Theoretical Background

Energy is a very important commodity in today’s society. We could not function without it. Sources of energy are a very controversial subject, as we continue to strive to find a clean, renewable, and sufficient source of energy. We did this real data analysis to compare how different countries obtain their energy, and how clean it is. We are doing this by comparing the energy uses of America, China, and Japan during 2010, as well as the air quality of the country in 2010. We hope to reveal from our research the effects of a country’s energy use to their air quality.

We have concluded that the perception of the importance of energy sources does indeed differ by location and philosophy. When we asked people in the US what they thought of the energy sources used here, they were all comfortable with the means that the US produces electricity. However, when we asked students at the RDFZ school in China, they said that they were not comfortable with the energy policy and the pollution there, but they choose to live with it.

This is partially explained with Erik Erikson’s theory of personality. Erikson emphasizes the importance of intimacy vs. isolation as the first stage of adult development. In this phase, we begin to form lasting connections – not only to people, but to places as well. I predict that the students in RDFZ in China are comfortable with their environment, becoming intimate with their surroundings, and choosing to accept it instead of trying to change it. However, us students in the US are intimate with relatively clean living environments, and we see anything below us as inhumane and degrading – hence our fascination with the energy issue in China. We’ve become comfortable with our lives, approaching stagnation, as stated by Erik Erikson.

 

Video about China Pollution (“How China’s Pollution Became a National Emergency” by Journeyman Pictures): https://www.youtube.com/watch?v=-rj9Wx_jg40

Five Questions to RDFZ Students

1. How has the air pollution in Beijing affected your life?

2. What are you future education plans (college, careers, etc.)?

3. How competitive is your school/college application environment?

4. Where do you think your water comes from?

5. Do you think China should prioritize an energy reform over everything else?

Results and Reflection

RESULTS

People agree that China should make improving air quality its top priority.

People agree that China’s air quality is detrimental to the health of its citizens.

People agree that air quality in the United States is much better than in China.

People agree that China should lessen its dependency on coal for energy production.

People agree that the United States produces more clean (renewable) energy than China.

People agree that China needs to find a new source of energy, despite the economical and political impact.

People agree that China’s energy demands are constantly increasing.

People both agree and disagree that the United States is healthier than China because of reduced pollution.

People disagree that the United States will eventually reach the pollution levels of China.

People disagree that they would live in China, despite the air quality concerns.

REFLECTION

I did not find the results of this survey very surprising.
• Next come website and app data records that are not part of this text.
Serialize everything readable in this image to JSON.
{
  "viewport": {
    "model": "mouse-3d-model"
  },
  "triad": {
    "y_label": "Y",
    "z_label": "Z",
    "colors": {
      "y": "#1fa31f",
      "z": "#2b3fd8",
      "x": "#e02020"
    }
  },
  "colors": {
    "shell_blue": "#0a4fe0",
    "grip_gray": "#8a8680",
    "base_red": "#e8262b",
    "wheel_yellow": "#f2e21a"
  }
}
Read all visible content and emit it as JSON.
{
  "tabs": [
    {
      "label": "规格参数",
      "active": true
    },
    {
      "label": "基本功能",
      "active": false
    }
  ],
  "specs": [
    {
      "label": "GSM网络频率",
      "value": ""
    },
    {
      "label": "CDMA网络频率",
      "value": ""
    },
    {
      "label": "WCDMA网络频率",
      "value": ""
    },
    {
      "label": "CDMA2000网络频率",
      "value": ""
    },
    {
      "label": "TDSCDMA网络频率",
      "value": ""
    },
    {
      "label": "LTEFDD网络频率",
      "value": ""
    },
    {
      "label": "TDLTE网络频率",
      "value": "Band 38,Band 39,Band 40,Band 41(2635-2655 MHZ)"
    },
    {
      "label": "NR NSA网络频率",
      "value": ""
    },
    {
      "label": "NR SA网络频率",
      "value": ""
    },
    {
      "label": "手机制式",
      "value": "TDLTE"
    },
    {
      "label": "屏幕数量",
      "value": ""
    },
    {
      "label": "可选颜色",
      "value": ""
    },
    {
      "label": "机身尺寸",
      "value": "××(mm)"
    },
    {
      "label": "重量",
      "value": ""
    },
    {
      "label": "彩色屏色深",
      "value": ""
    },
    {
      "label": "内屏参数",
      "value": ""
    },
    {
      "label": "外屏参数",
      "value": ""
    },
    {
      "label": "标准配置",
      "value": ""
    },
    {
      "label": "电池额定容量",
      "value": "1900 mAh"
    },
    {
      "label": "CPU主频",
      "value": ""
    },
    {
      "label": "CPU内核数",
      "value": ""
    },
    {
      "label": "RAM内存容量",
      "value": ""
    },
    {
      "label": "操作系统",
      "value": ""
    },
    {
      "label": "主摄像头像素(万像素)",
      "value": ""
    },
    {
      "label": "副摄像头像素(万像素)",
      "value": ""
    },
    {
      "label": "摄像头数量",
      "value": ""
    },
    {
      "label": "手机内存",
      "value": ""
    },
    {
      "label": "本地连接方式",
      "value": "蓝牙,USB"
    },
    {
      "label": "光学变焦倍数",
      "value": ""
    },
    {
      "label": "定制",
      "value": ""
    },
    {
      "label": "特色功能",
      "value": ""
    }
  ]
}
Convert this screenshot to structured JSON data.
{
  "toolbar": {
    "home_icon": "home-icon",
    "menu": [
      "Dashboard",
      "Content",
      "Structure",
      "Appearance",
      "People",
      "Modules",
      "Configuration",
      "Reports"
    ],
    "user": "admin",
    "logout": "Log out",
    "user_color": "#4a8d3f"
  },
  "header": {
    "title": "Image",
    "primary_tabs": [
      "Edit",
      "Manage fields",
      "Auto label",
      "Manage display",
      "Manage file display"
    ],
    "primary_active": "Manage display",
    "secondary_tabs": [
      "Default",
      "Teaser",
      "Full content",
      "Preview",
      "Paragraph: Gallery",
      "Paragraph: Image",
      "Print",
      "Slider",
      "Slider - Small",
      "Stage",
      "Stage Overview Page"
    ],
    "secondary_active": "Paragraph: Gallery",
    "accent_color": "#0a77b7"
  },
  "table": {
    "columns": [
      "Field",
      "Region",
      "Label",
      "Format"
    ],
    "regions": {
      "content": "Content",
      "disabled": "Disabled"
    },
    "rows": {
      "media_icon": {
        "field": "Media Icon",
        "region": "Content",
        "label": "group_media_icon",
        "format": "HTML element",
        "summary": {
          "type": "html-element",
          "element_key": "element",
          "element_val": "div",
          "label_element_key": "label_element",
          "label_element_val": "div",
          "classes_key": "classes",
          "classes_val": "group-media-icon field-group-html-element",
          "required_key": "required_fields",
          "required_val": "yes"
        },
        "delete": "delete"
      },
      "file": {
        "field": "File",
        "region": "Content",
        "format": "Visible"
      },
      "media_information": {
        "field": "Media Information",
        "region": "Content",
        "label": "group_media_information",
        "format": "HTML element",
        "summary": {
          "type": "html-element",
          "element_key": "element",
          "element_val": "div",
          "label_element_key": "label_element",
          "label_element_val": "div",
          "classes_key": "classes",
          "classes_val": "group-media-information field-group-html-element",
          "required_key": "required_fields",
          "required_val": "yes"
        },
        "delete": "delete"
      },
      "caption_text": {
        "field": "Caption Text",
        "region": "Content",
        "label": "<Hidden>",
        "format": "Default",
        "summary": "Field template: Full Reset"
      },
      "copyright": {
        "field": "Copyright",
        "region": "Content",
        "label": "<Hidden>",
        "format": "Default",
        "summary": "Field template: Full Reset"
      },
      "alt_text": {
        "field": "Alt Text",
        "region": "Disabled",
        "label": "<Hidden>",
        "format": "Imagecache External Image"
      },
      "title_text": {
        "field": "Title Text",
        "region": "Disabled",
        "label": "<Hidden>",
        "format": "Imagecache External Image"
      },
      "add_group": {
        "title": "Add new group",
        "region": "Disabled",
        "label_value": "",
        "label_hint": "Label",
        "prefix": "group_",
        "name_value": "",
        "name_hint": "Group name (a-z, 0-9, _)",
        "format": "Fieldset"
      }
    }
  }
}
People seem to agree that China’s air quality provides many issues to the development of the country, and that they need to make immediate reforms in order to keep China sustainable.

If I were to re-do this project, I would ask more questions and collect more data. It’s fairly difficult to conduct such analysis with a broad range of answers. I would also reach out to more people, maybe people in China too (people who live in the US are obviously biased).

In Depth Interview

Sally Chen

1. How do you think the people of China can improve air quality?

China can improve air quality by reducing air pollution (regulating factories and cars) and finding cleaner sources of energy (coal is very dirty, use solar/wind/other renewable sources instead).

2. How does poor air quality in China affect its citizens?

Poor air quality affects the lungs of Chinese citizens, which puts them at risk for cardiovascular disease and lung cancer.

3. Does the US need an energy reform to prevent air pollution?

The US is okay in terms of energy sources and air pollution, and we have better things to worry about, so I do not believe that the US needs an energy reform at the moment.

4. Should China make energy reform its top priority?

Yes- an energy reform would revitalize the industry in China. It would lead to financial gain, improved health quality, improved quality of life for everyone, and greater support from foreign nations.

5. Are renewable energy sources worth the initial monetary investment in the long run?

Yes- especially China. Considering the amount of energy they need to run all the factories, an energy reform would be beneficial in the long run, despite the large initial investment.

A Question

Would you move to another city (like Boston) because of air quality concerns?

Do you think the air quality issues in China will have a material impact on your health?

How have you adjusted to the air quality issues – do you take any preventative measures or have you adjusted to it?

Conclusion and Citations

We have determined that our data and our classmates all agree that China is in need of an energy reform to reduce air pollution, making its citizens healthier and making China a better place to live.

Japan Total Energy Consumption. (n.d.). Retrieved October 10, 2014, from http://media.peakprosperity.com/images/2-Japan-Total-Energy-Consumption-2010-2.jpg

Energy policy of the United States. (2014, October 10). Retrieved October 10, 2014, from http://en.wikipedia.org/wiki/Energy_policy_of_the_United_States

Renewable Energy. Retrieved October 17, 2014 from, http://media.merchantcircle.com/30152962/Logo-SM_Renewable%20Energy%20Resources_full.jpeg